Poor diet including inadequate vegetable consumption is among the leading causes of death in the US and UK. Mobile applications (apps) have been heralded as a potentially transformative tool for delivering behavioural nutrition interventions at scale, but most have yet to incorporate theory-based strategies known to drive changes in health behaviours or undergo systematic testing to demonstrate their effectiveness. Moreover, published frameworks to guide the development of such technologies have yet to integrate best practices from academia and industry. The aim of this dissertation was therefore to introduce a process for guiding the development of more effective mobile interventions and to apply that process in the development and evaluation of a mobile application to increase vegetable consumption. This dissertation introduced IDEAS (Integrate, DEsign, Assess, Share), a step-by-step process for integrating behavioural theory, design thinking, and evaluation to guide the development of more effective mobile health interventions. IDEAS was then applied in the iterative development of Vegethon, a mobile app to increase vegetable consumption among overweight adults. Behavioural theory and two stages of qualitative interviews with participants (n=18; n=14) shaped intervention conception and refinement. The final mobile app enabled easy self-monitoring and incorporated 18 behaviour change techniques including goal setting, feedback, social comparison, prompts, framing, and identity. A pilot randomized controlled trial among overweight adults (n=17) was conducted and indicated the initial acceptance, feasibility, and efficacy of the intervention, showing significantly greater consumption of vegetables among the intervention vs. control condition after 12 weeks (adjusted mean difference: 7.4 servings; 95% CI: 1.4, 13.5; p=0.02). A more substantially powered randomized controlled trial among overweight adults (n=135) was conducted and similarly found significantly greater daily vegetable consumption in the intervention vs. control condition (adjusted mean difference: 2.0 servings; 95% CI: 0.2, 3.8, p=0.03). These findings show, for the first time in a rigorous randomized controlled trial, the efficacy of a stand-alone theory-based mobile app to increase vegetable consumption.
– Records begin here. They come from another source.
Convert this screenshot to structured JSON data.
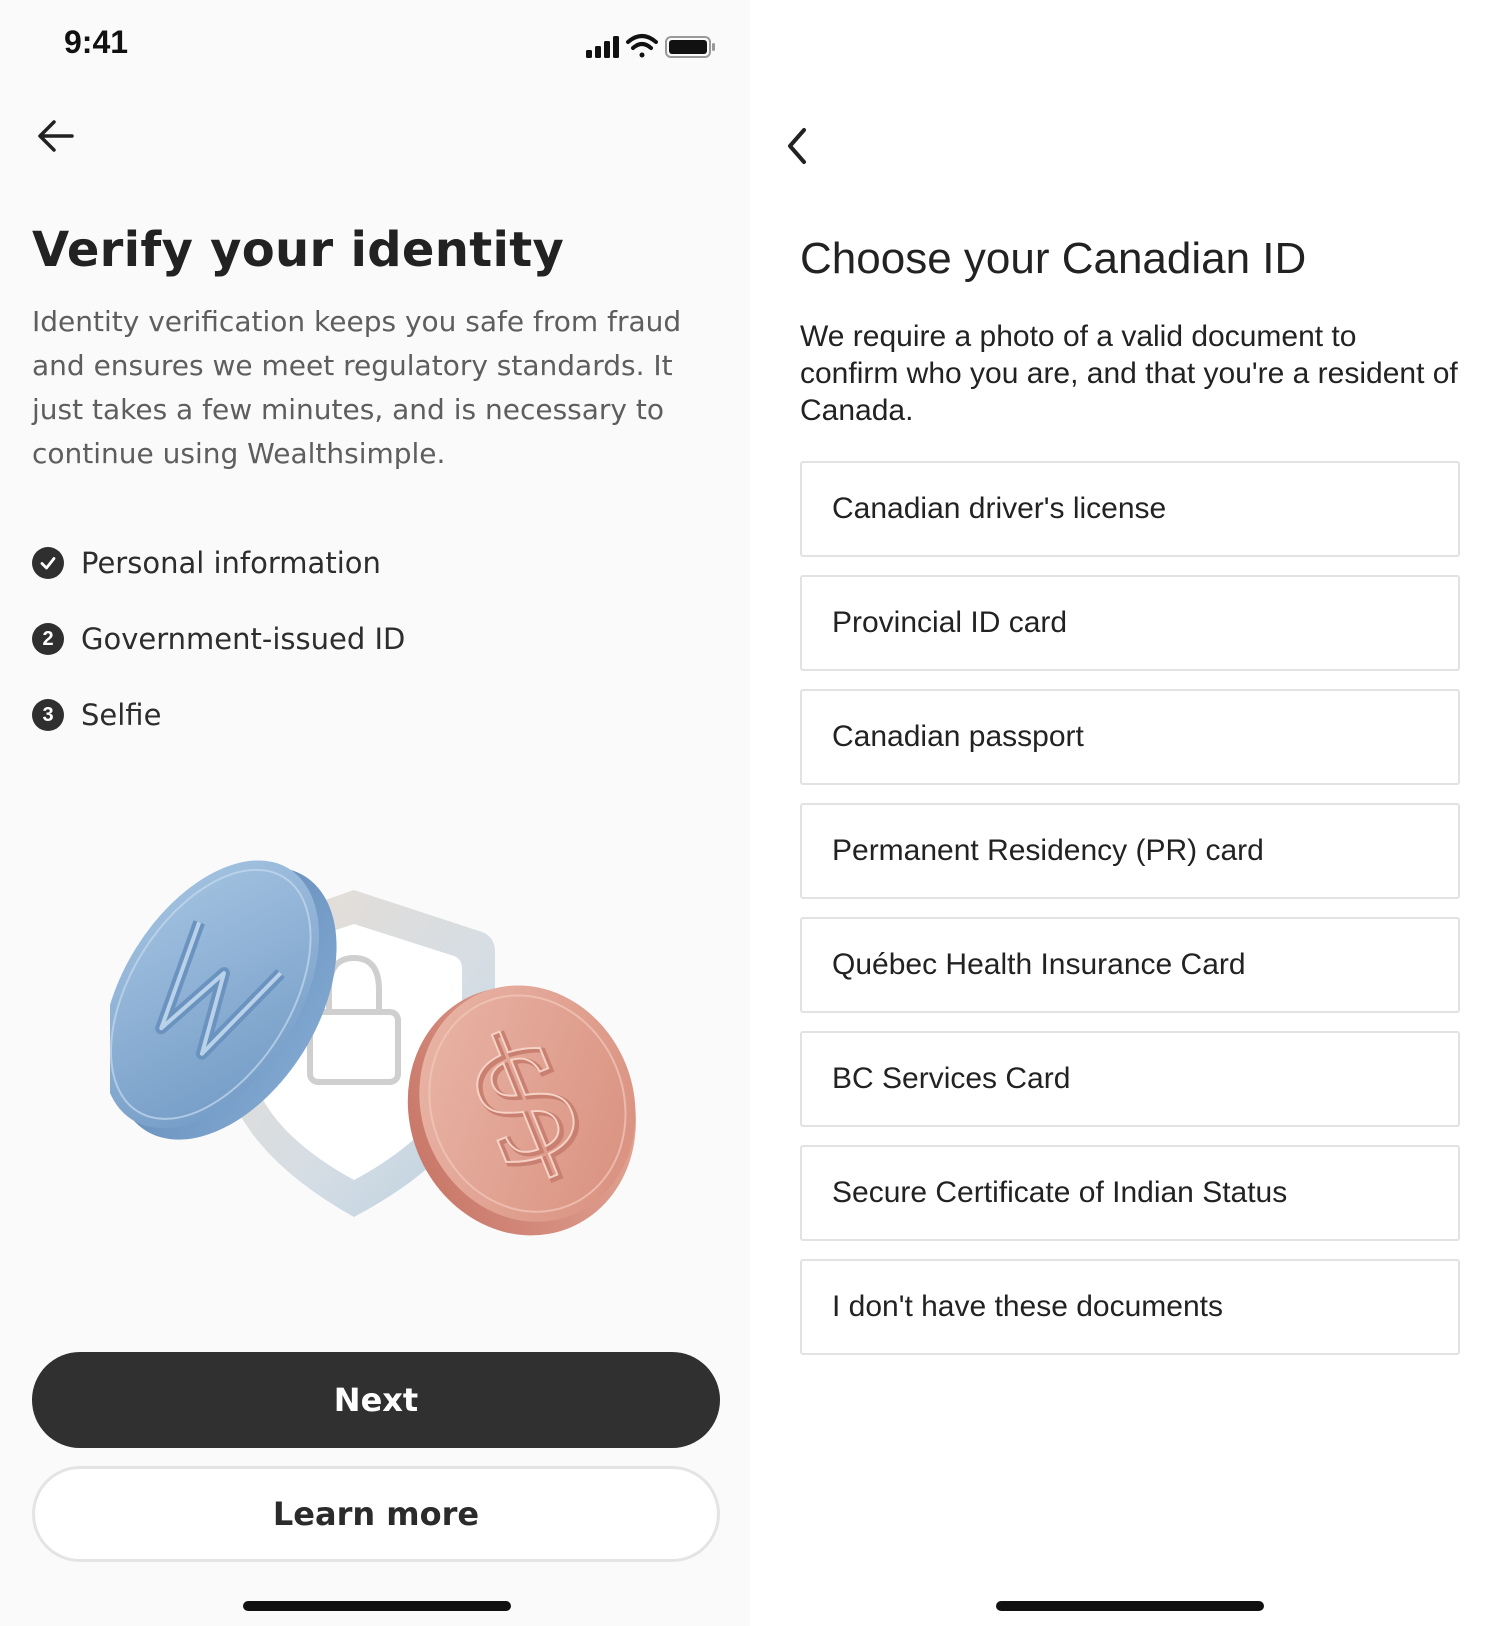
{
  "status_bar": {
    "time": "9:41"
  },
  "verify_screen": {
    "title": "Verify your identity",
    "description": "Identity verification keeps you safe from fraud and ensures we meet regulatory standards. It just takes a few minutes, and is necessary to continue using Wealthsimple.",
    "steps": [
      {
        "badge": "✓",
        "label": "Personal information",
        "status": "completed"
      },
      {
        "badge": "2",
        "label": "Government-issued ID",
        "status": "pending"
      },
      {
        "badge": "3",
        "label": "Selfie",
        "status": "pending"
      }
    ],
    "next_label": "Next",
    "learn_more_label": "Learn more"
  },
  "id_screen": {
    "title": "Choose your Canadian ID",
    "description": "We require a photo of a valid document to confirm who you are, and that you're a resident of Canada.",
    "options": [
      "Canadian driver's license",
      "Provincial ID card",
      "Canadian passport",
      "Permanent Residency (PR) card",
      "Québec Health Insurance Card",
      "BC Services Card",
      "Secure Certificate of Indian Status",
      "I don't have these documents"
    ]
  },
  "icons": {
    "back": "arrow-left-icon",
    "back_chevron": "chevron-left-icon",
    "signal": "cellular-signal-icon",
    "wifi": "wifi-icon",
    "battery": "battery-icon",
    "lock": "lock-icon",
    "coin_w": "wealthsimple-coin-icon",
    "coin_dollar": "dollar-coin-icon"
  },
  "colors": {
    "primary_button": "#303030",
    "text": "#222222",
    "muted_text": "#5e5e5e",
    "border": "#e2e2e2",
    "blue_coin": "#8cb2d8",
    "copper_coin": "#e2a191"
  }
}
Given the improved health outcomes associated with greater vegetable consumption, these data indicate the need for longer-term evaluations of Vegethon and similar technologies among overweight adults and other suitable target groups. Theory-based mobile apps may present a low-cost and readily scalable tool for delivering behavioural health interventions. The IDEAS framework may be useful to investigators in the development of their own mobile health interventions.





Sutton, Stephen


design thinking, vegetables, behaviour change, mobile, mHealth, user-centered design, smartphone, health, diet


Doctor of Philosophy (PhD)

Awarding Institution

University of Cambridge
I owe tremendous gratitude to the Gates Cambridge Trust for funding both my M.Phil. and Ph.D., as well as the National Institutes of Health (NIH) and Nutrition Science Initiative (NuSI) for funding the parent trial from which this research benefited.